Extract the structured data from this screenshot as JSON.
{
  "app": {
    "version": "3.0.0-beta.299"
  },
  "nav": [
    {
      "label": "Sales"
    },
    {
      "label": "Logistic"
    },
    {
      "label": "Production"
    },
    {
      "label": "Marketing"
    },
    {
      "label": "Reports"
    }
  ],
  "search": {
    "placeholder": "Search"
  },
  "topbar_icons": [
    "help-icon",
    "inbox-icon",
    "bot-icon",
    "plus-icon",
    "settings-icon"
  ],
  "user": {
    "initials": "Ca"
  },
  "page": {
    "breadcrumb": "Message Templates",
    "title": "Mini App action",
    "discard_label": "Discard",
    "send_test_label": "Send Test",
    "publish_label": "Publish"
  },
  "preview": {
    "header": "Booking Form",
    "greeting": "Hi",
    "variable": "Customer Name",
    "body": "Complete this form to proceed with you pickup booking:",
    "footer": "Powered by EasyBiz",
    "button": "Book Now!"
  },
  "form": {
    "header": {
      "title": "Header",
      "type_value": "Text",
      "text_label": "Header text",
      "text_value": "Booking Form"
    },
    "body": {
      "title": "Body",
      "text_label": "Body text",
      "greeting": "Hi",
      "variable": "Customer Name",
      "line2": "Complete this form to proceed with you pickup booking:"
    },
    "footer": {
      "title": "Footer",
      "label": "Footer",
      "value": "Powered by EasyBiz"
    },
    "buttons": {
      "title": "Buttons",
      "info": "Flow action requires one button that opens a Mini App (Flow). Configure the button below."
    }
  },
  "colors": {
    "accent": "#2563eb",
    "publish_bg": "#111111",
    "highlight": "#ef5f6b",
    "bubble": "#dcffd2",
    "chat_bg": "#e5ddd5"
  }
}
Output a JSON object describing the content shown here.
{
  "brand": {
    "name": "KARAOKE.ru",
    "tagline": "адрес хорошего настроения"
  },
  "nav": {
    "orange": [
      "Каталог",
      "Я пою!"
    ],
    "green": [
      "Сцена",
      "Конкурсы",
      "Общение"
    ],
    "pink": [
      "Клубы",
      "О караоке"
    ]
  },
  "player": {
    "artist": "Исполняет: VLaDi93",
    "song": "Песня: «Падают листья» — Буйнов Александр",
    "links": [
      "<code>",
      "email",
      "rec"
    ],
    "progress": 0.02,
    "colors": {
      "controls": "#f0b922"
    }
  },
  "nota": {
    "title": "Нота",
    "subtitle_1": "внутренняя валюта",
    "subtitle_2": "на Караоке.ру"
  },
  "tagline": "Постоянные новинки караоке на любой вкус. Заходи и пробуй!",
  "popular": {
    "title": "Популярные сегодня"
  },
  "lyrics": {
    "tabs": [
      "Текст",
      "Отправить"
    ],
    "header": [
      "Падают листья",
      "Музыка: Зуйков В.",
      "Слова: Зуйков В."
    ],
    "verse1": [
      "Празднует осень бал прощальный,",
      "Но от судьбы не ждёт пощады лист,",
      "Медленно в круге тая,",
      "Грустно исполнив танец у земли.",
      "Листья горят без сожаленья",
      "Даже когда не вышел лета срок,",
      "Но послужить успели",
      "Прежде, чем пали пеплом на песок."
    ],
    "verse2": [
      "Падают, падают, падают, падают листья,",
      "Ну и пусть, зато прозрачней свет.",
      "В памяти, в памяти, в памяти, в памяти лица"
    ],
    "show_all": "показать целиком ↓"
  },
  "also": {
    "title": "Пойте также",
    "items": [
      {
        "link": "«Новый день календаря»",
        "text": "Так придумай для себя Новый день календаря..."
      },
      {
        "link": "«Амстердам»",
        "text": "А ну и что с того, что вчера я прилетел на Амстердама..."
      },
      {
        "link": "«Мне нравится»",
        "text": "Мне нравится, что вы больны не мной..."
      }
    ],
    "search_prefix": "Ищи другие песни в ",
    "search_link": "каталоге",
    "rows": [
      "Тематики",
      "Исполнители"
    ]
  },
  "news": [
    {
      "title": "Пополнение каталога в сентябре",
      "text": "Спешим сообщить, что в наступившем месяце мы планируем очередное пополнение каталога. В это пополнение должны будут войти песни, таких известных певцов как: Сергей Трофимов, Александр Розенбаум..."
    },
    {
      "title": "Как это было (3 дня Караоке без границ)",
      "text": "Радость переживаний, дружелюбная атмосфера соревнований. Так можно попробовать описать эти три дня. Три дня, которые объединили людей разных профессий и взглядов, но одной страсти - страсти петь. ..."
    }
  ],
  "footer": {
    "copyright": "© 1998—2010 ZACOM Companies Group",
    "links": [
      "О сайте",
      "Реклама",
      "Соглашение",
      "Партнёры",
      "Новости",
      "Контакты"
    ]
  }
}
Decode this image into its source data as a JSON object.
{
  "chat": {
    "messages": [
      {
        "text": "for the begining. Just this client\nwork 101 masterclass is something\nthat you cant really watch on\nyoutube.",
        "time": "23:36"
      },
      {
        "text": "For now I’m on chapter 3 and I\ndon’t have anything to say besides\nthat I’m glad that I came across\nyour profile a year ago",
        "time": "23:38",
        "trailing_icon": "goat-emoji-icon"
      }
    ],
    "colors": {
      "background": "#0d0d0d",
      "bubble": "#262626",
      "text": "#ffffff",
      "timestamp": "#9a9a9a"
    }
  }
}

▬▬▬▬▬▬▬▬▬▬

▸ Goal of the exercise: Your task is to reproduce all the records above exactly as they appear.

▸ Answer to the problem:
Extract the structured data from this screenshot as JSON.
{
  "app": {
    "version": "3.0.0-beta.299"
  },
  "nav": [
    {
      "label": "Sales"
    },
    {
      "label": "Logistic"
    },
    {
      "label": "Production"
    },
    {
      "label": "Marketing"
    },
    {
      "label": "Reports"
    }
  ],
  "search": {
    "placeholder": "Search"
  },
  "topbar_icons": [
    "help-icon",
    "inbox-icon",
    "bot-icon",
    "plus-icon",
    "settings-icon"
  ],
  "user": {
    "initials": "Ca"
  },
  "page": {
    "breadcrumb": "Message Templates",
    "title": "Mini App action",
    "discard_label": "Discard",
    "send_test_label": "Send Test",
    "publish_label": "Publish"
  },
  "preview": {
    "header": "Booking Form",
    "greeting": "Hi",
    "variable": "Customer Name",
    "body": "Complete this form to proceed with you pickup booking:",
    "footer": "Powered by EasyBiz",
    "button": "Book Now!"
  },
  "form": {
    "header": {
      "title": "Header",
      "type_value": "Text",
      "text_label": "Header text",
      "text_value": "Booking Form"
    },
    "body": {
      "title": "Body",
      "text_label": "Body text",
      "greeting": "Hi",
      "variable": "Customer Name",
      "line2": "Complete this form to proceed with you pickup booking:"
    },
    "footer": {
      "title": "Footer",
      "label": "Footer",
      "value": "Powered by EasyBiz"
    },
    "buttons": {
      "title": "Buttons",
      "info": "Flow action requires one button that opens a Mini App (Flow). Configure the button below."
    }
  },
  "colors": {
    "accent": "#2563eb",
    "publish_bg": "#111111",
    "highlight": "#ef5f6b",
    "bubble": "#dcffd2",
    "chat_bg": "#e5ddd5"
  }
}
Output a JSON object describing the content shown here.
{
  "brand": {
    "name": "KARAOKE.ru",
    "tagline": "адрес хорошего настроения"
  },
  "nav": {
    "orange": [
      "Каталог",
      "Я пою!"
    ],
    "green": [
      "Сцена",
      "Конкурсы",
      "Общение"
    ],
    "pink": [
      "Клубы",
      "О караоке"
    ]
  },
  "player": {
    "artist": "Исполняет: VLaDi93",
    "song": "Песня: «Падают листья» — Буйнов Александр",
    "links": [
      "<code>",
      "email",
      "rec"
    ],
    "progress": 0.02,
    "colors": {
      "controls": "#f0b922"
    }
  },
  "nota": {
    "title": "Нота",
    "subtitle_1": "внутренняя валюта",
    "subtitle_2": "на Караоке.ру"
  },
  "tagline": "Постоянные новинки караоке на любой вкус. Заходи и пробуй!",
  "popular": {
    "title": "Популярные сегодня"
  },
  "lyrics": {
    "tabs": [
      "Текст",
      "Отправить"
    ],
    "header": [
      "Падают листья",
      "Музыка: Зуйков В.",
      "Слова: Зуйков В."
    ],
    "verse1": [
      "Празднует осень бал прощальный,",
      "Но от судьбы не ждёт пощады лист,",
      "Медленно в круге тая,",
      "Грустно исполнив танец у земли.",
      "Листья горят без сожаленья",
      "Даже когда не вышел лета срок,",
      "Но послужить успели",
      "Прежде, чем пали пеплом на песок."
    ],
    "verse2": [
      "Падают, падают, падают, падают листья,",
      "Ну и пусть, зато прозрачней свет.",
      "В памяти, в памяти, в памяти, в памяти лица"
    ],
    "show_all": "показать целиком ↓"
  },
  "also": {
    "title": "Пойте также",
    "items": [
      {
        "link": "«Новый день календаря»",
        "text": "Так придумай для себя Новый день календаря..."
      },
      {
        "link": "«Амстердам»",
        "text": "А ну и что с того, что вчера я прилетел на Амстердама..."
      },
      {
        "link": "«Мне нравится»",
        "text": "Мне нравится, что вы больны не мной..."
      }
    ],
    "search_prefix": "Ищи другие песни в ",
    "search_link": "каталоге",
    "rows": [
      "Тематики",
      "Исполнители"
    ]
  },
  "news": [
    {
      "title": "Пополнение каталога в сентябре",
      "text": "Спешим сообщить, что в наступившем месяце мы планируем очередное пополнение каталога. В это пополнение должны будут войти песни, таких известных певцов как: Сергей Трофимов, Александр Розенбаум..."
    },
    {
      "title": "Как это было (3 дня Караоке без границ)",
      "text": "Радость переживаний, дружелюбная атмосфера соревнований. Так можно попробовать описать эти три дня. Три дня, которые объединили людей разных профессий и взглядов, но одной страсти - страсти петь. ..."
    }
  ],
  "footer": {
    "copyright": "© 1998—2010 ZACOM Companies Group",
    "links": [
      "О сайте",
      "Реклама",
      "Соглашение",
      "Партнёры",
      "Новости",
      "Контакты"
    ]
  }
}
Decode this image into its source data as a JSON object.
{
  "chat": {
    "messages": [
      {
        "text": "for the begining. Just this client\nwork 101 masterclass is something\nthat you cant really watch on\nyoutube.",
        "time": "23:36"
      },
      {
        "text": "For now I’m on chapter 3 and I\ndon’t have anything to say besides\nthat I’m glad that I came across\nyour profile a year ago",
        "time": "23:38",
        "trailing_icon": "goat-emoji-icon"
      }
    ],
    "colors": {
      "background": "#0d0d0d",
      "bubble": "#262626",
      "text": "#ffffff",
      "timestamp": "#9a9a9a"
    }
  }
}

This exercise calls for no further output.